● Data for processing
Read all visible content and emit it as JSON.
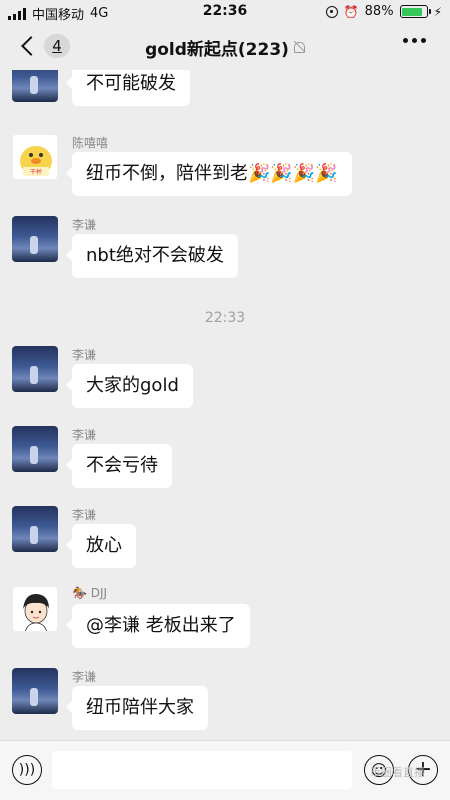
{
  "status_bar": {
    "carrier": "中国移动",
    "network": "4G",
    "time": "22:36",
    "battery_percent": "88%",
    "battery_level": 0.88
  },
  "header": {
    "back_badge": "4",
    "title": "gold新起点(223)"
  },
  "messages": [
    {
      "sender": "",
      "text": "不可能破发",
      "avatar": "sky-avatar"
    },
    {
      "sender": "陈嘻嘻",
      "text": "纽币不倒，陪伴到老🎉🎉🎉🎉",
      "avatar": "duck-avatar"
    },
    {
      "sender": "李谦",
      "text": "nbt绝对不会破发",
      "avatar": "sky-avatar"
    },
    {
      "sender": "李谦",
      "text": "大家的gold",
      "avatar": "sky-avatar"
    },
    {
      "sender": "李谦",
      "text": "不会亏待",
      "avatar": "sky-avatar"
    },
    {
      "sender": "李谦",
      "text": "放心",
      "avatar": "sky-avatar"
    },
    {
      "sender": "DJJ",
      "text": "@李谦 老板出来了",
      "avatar": "person-avatar"
    },
    {
      "sender": "李谦",
      "text": "纽币陪伴大家",
      "avatar": "sky-avatar"
    }
  ],
  "time_separator": "22:33",
  "duck_avatar_label": "干杯",
  "input": {
    "placeholder": ""
  },
  "watermark": "币圈看直播"
}
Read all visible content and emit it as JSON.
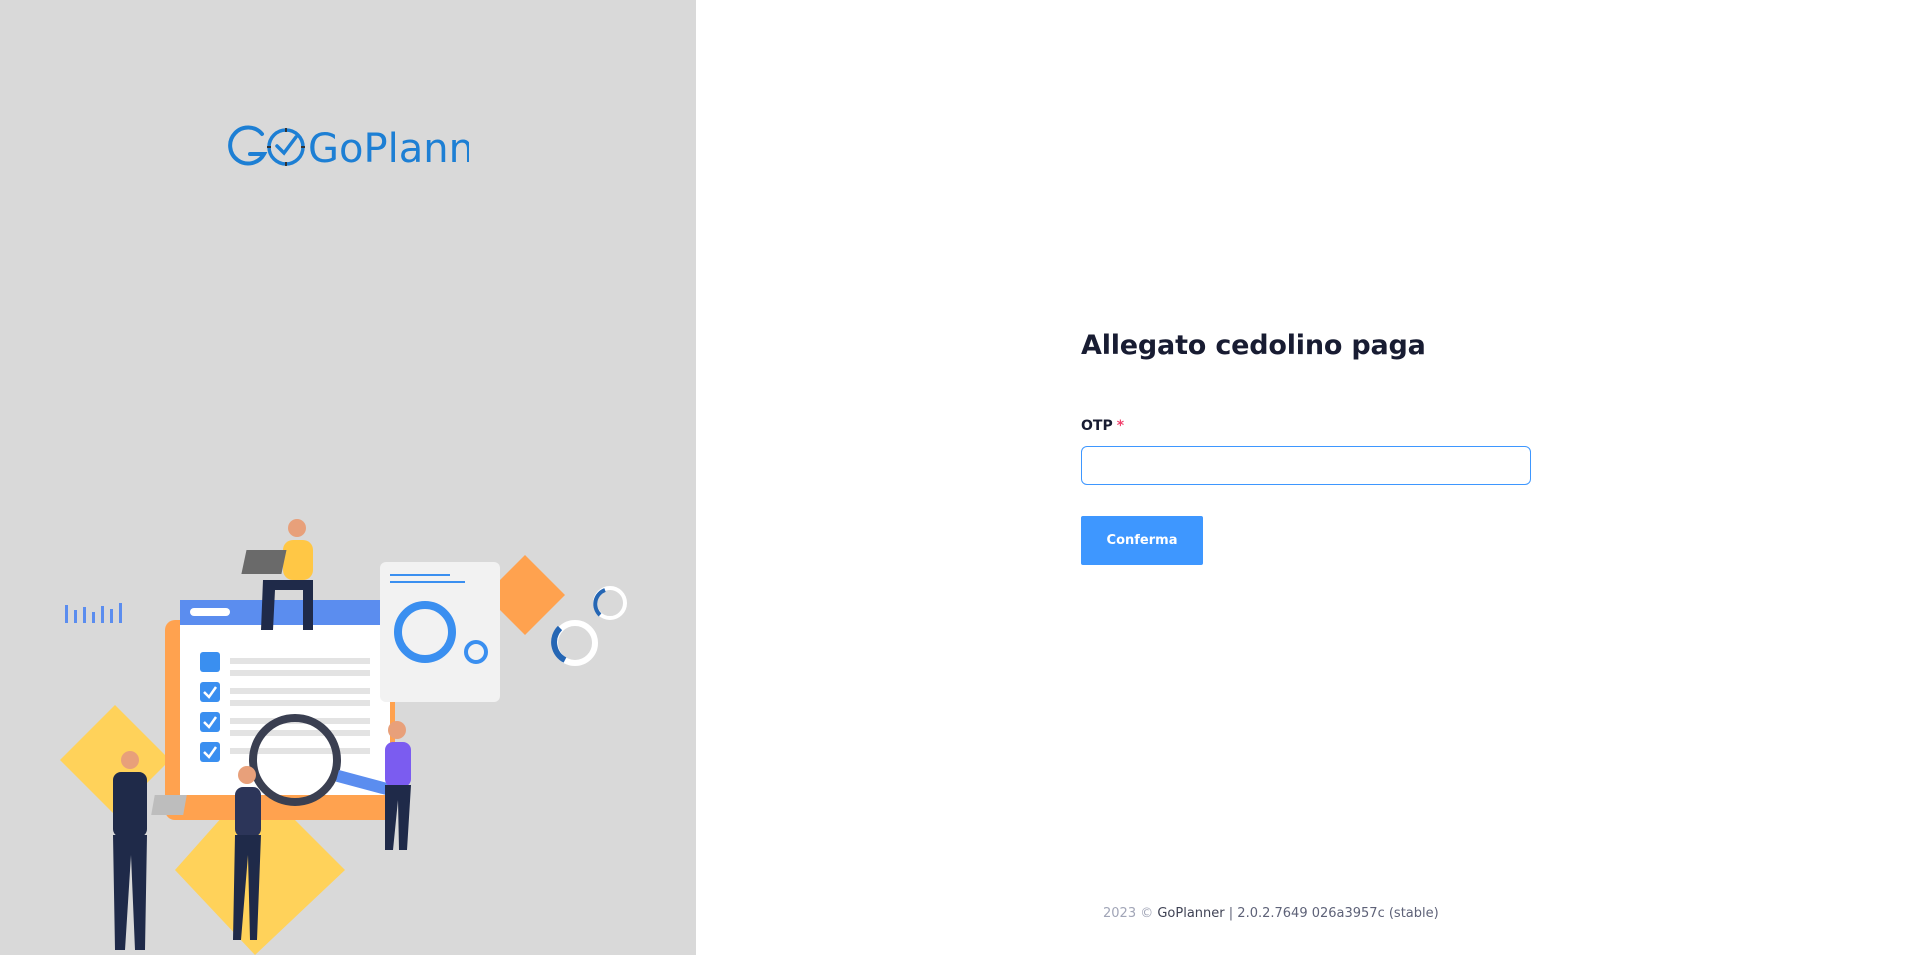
{
  "brand": {
    "logo_text": "GoPlanner"
  },
  "form": {
    "title": "Allegato cedolino paga",
    "otp_label": "OTP",
    "required_mark": "*",
    "otp_value": "",
    "submit_label": "Conferma"
  },
  "footer": {
    "year": "2023 ©",
    "brand": "GoPlanner",
    "version": "| 2.0.2.7649 026a3957c (stable)"
  },
  "colors": {
    "accent": "#3e97ff",
    "left_panel_bg": "#d9d9d9",
    "logo_blue": "#1d7fd4",
    "title": "#181c32",
    "required": "#f1416c"
  },
  "icons": [
    "goplanner-logo",
    "team-checklist-illustration"
  ]
}
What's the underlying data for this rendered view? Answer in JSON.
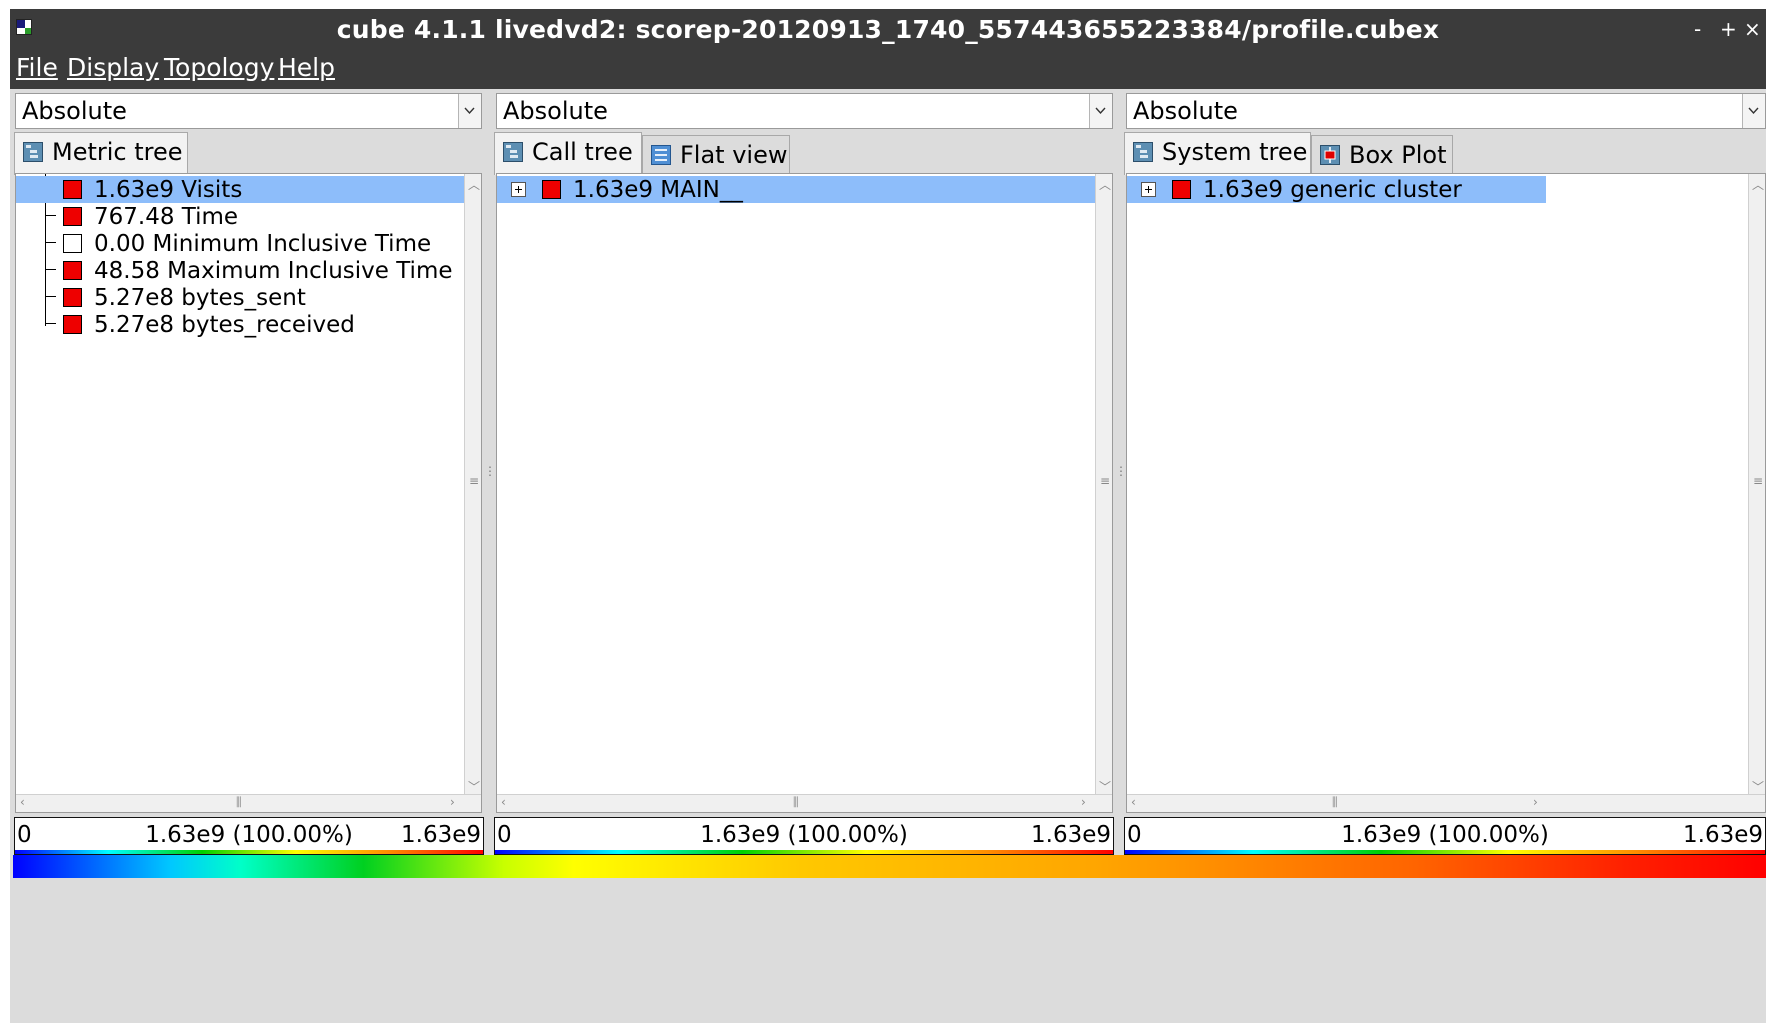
{
  "window": {
    "title": "cube 4.1.1 livedvd2: scorep-20120913_1740_557443655223384/profile.cubex"
  },
  "window_controls": {
    "minimize": "-",
    "maximize": "+",
    "close": "×"
  },
  "menu": [
    {
      "label": "File"
    },
    {
      "label": "Display"
    },
    {
      "label": "Topology"
    },
    {
      "label": "Help"
    }
  ],
  "colors": {
    "metric_red": "#ee0000",
    "selection": "#8dbdfa",
    "title_bg": "#3b3b3b"
  },
  "metric_panel": {
    "mode": "Absolute",
    "tabs": [
      {
        "label": "Metric tree",
        "icon": "tree-icon"
      }
    ],
    "rows": [
      {
        "label": "1.63e9 Visits",
        "color": "#ee0000",
        "selected": true
      },
      {
        "label": "767.48 Time",
        "color": "#ee0000"
      },
      {
        "label": "0.00 Minimum Inclusive Time",
        "color": "#ffffff"
      },
      {
        "label": "48.58 Maximum Inclusive Time",
        "color": "#ee0000"
      },
      {
        "label": "5.27e8 bytes_sent",
        "color": "#ee0000"
      },
      {
        "label": "5.27e8 bytes_received",
        "color": "#ee0000"
      }
    ],
    "scale": {
      "min": "0",
      "mid": "1.63e9 (100.00%)",
      "max": "1.63e9"
    }
  },
  "call_panel": {
    "mode": "Absolute",
    "tabs": [
      {
        "label": "Call tree",
        "icon": "tree-icon"
      },
      {
        "label": "Flat view",
        "icon": "list-icon"
      }
    ],
    "rows": [
      {
        "label": "1.63e9 MAIN__",
        "color": "#ee0000",
        "selected": true
      }
    ],
    "scale": {
      "min": "0",
      "mid": "1.63e9 (100.00%)",
      "max": "1.63e9"
    }
  },
  "system_panel": {
    "mode": "Absolute",
    "tabs": [
      {
        "label": "System tree",
        "icon": "tree-icon"
      },
      {
        "label": "Box Plot",
        "icon": "box-plot-icon"
      }
    ],
    "rows": [
      {
        "label": "1.63e9 generic cluster",
        "color": "#ee0000",
        "selected": true
      }
    ],
    "scale": {
      "min": "0",
      "mid": "1.63e9 (100.00%)",
      "max": "1.63e9"
    }
  }
}
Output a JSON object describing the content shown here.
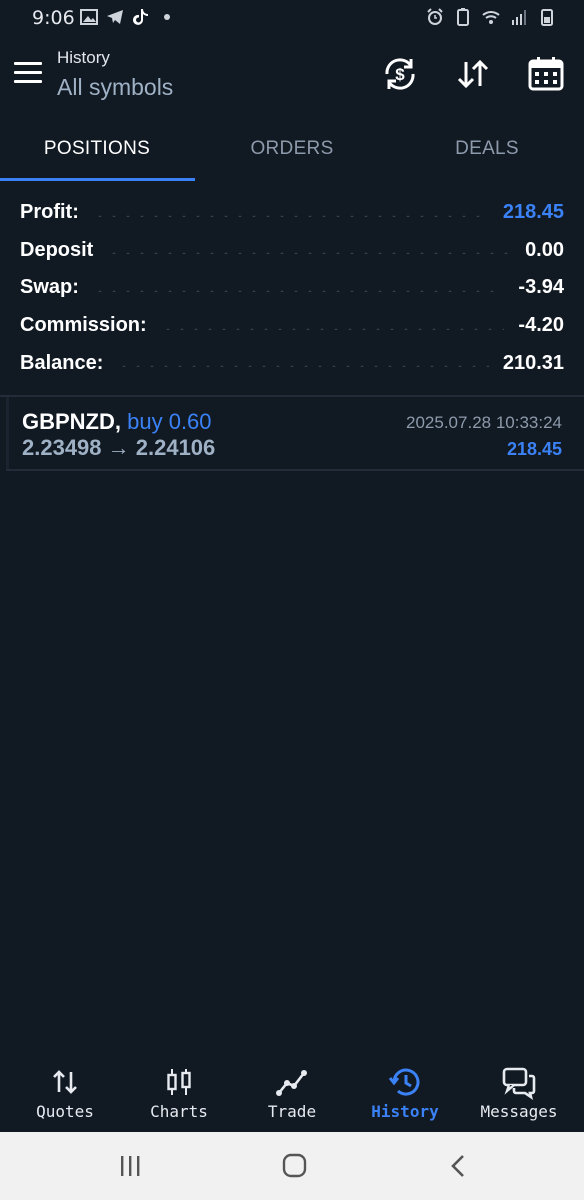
{
  "status_bar": {
    "time": "9:06"
  },
  "app_bar": {
    "title": "History",
    "subtitle": "All symbols"
  },
  "tabs": [
    {
      "label": "POSITIONS",
      "active": true
    },
    {
      "label": "ORDERS",
      "active": false
    },
    {
      "label": "DEALS",
      "active": false
    }
  ],
  "summary": [
    {
      "label": "Profit:",
      "value": "218.45",
      "color": "#3b82f6"
    },
    {
      "label": "Deposit",
      "value": "0.00"
    },
    {
      "label": "Swap:",
      "value": "-3.94"
    },
    {
      "label": "Commission:",
      "value": "-4.20"
    },
    {
      "label": "Balance:",
      "value": "210.31"
    }
  ],
  "positions": [
    {
      "symbol": "GBPNZD,",
      "type": "buy 0.60",
      "prices": "2.23498 → 2.24106",
      "time": "2025.07.28 10:33:24",
      "profit": "218.45"
    }
  ],
  "bottom_nav": [
    {
      "label": "Quotes",
      "icon": "quotes-icon",
      "active": false
    },
    {
      "label": "Charts",
      "icon": "charts-icon",
      "active": false
    },
    {
      "label": "Trade",
      "icon": "trade-icon",
      "active": false
    },
    {
      "label": "History",
      "icon": "history-icon",
      "active": true
    },
    {
      "label": "Messages",
      "icon": "messages-icon",
      "active": false
    }
  ],
  "colors": {
    "background": "#111923",
    "accent": "#3b82f6",
    "muted": "#8d9aab"
  }
}
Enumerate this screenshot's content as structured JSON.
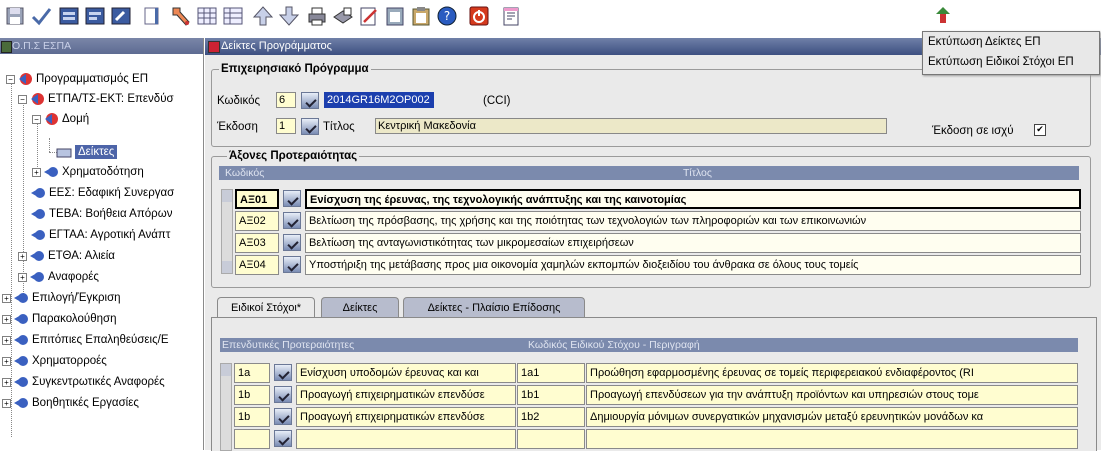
{
  "toolbar": {
    "icons": [
      "save-icon",
      "accept-icon",
      "form-icon",
      "form-icon",
      "tool-icon",
      "blank-icon",
      "edit-icon",
      "grid-icon",
      "grid-icon",
      "up-icon",
      "down-icon",
      "print-icon",
      "print2-icon",
      "edit-doc-icon",
      "paste-icon",
      "clipboard-icon",
      "help-icon",
      "exit-icon",
      "notes-icon",
      "print-menu-icon"
    ]
  },
  "print_menu": {
    "items": [
      "Εκτύπωση Δείκτες ΕΠ",
      "Εκτύπωση Ειδικοί Στόχοι ΕΠ"
    ]
  },
  "navigator": {
    "title": "Ο.Π.Σ ΕΣΠΑ",
    "items": [
      {
        "label": "Προγραμματισμός ΕΠ",
        "expand": "−"
      },
      {
        "label": "ΕΤΠΑ/ΤΣ-ΕΚΤ: Επενδύσ",
        "expand": "−"
      },
      {
        "label": "Δομή",
        "expand": "−"
      },
      {
        "label": "Δείκτες",
        "expand": ""
      },
      {
        "label": "Χρηματοδότηση",
        "expand": "+"
      },
      {
        "label": "ΕΕΣ: Εδαφική Συνεργασ",
        "expand": ""
      },
      {
        "label": "ΤΕΒΑ: Βοήθεια Απόρων",
        "expand": ""
      },
      {
        "label": "ΕΓΤΑΑ: Αγροτική Ανάπτ",
        "expand": ""
      },
      {
        "label": "ΕΤΘΑ: Αλιεία",
        "expand": "+"
      },
      {
        "label": "Αναφορές",
        "expand": "+"
      },
      {
        "label": "Επιλογή/Έγκριση",
        "expand": "+"
      },
      {
        "label": "Παρακολούθηση",
        "expand": "+"
      },
      {
        "label": "Επιτόπιες Επαληθεύσεις/Ε",
        "expand": "+"
      },
      {
        "label": "Χρηματορροές",
        "expand": "+"
      },
      {
        "label": "Συγκεντρωτικές Αναφορές",
        "expand": "+"
      },
      {
        "label": "Βοηθητικές Εργασίες",
        "expand": "+"
      }
    ]
  },
  "window": {
    "title": "Δείκτες Προγράμματος"
  },
  "program": {
    "frame_label": "Επιχειρησιακό Πρόγραμμα",
    "code_label": "Κωδικός",
    "code_value": "6",
    "cci_value": "2014GR16M2OP002",
    "cci_label": "(CCI)",
    "version_label": "Έκδοση",
    "version_value": "1",
    "title_label": "Τίτλος",
    "title_value": "Κεντρική Μακεδονία",
    "valid_label": "Έκδοση σε ισχύ",
    "valid_checked": "✔"
  },
  "axes": {
    "frame_label": "Άξονες Προτεραιότητας",
    "headers": [
      "Κωδικός",
      "Τίτλος"
    ],
    "rows": [
      {
        "code": "ΑΞ01",
        "title": "Ενίσχυση της έρευνας, της τεχνολογικής ανάπτυξης και της καινοτομίας"
      },
      {
        "code": "ΑΞ02",
        "title": "Βελτίωση της πρόσβασης, της χρήσης και της ποιότητας των τεχνολογιών των πληροφοριών και των επικοινωνιών"
      },
      {
        "code": "ΑΞ03",
        "title": "Βελτίωση της ανταγωνιστικότητας των μικρομεσαίων επιχειρήσεων"
      },
      {
        "code": "ΑΞ04",
        "title": "Υποστήριξη της μετάβασης προς μια οικονομία χαμηλών εκπομπών διοξειδίου του άνθρακα σε όλους τους τομείς"
      }
    ]
  },
  "tabs": [
    "Ειδικοί Στόχοι*",
    "Δείκτες",
    "Δείκτες - Πλαίσιο Επίδοσης"
  ],
  "objectives": {
    "headers": [
      "Επενδυτικές Προτεραιότητες",
      "Κωδικός Ειδικού Στόχου - Περιγραφή"
    ],
    "rows": [
      {
        "prio": "1a",
        "prio_text": "Ενίσχυση υποδομών έρευνας και και",
        "code": "1a1",
        "desc": "Προώθηση εφαρμοσμένης έρευνας σε τομείς περιφερειακού ενδιαφέροντος (RI"
      },
      {
        "prio": "1b",
        "prio_text": "Προαγωγή επιχειρηματικών επενδύσε",
        "code": "1b1",
        "desc": "Προαγωγή επενδύσεων για την ανάπτυξη προϊόντων και υπηρεσιών στους τομε"
      },
      {
        "prio": "1b",
        "prio_text": "Προαγωγή επιχειρηματικών επενδύσε",
        "code": "1b2",
        "desc": "Δημιουργία μόνιμων συνεργατικών μηχανισμών μεταξύ ερευνητικών μονάδων κα"
      },
      {
        "prio": "",
        "prio_text": "",
        "code": "",
        "desc": ""
      }
    ]
  },
  "colors": {
    "accent": "#4d64a8",
    "header": "#7b8aad",
    "field_yellow": "#fffdd0"
  }
}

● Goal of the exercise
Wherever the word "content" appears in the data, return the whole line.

● Exercise output
Read all visible content and emit it as JSON.
Read all visible content and emit it as JSON.
Output a JSON object describing the content shown here.
Enumerate this screenshot's content as structured JSON.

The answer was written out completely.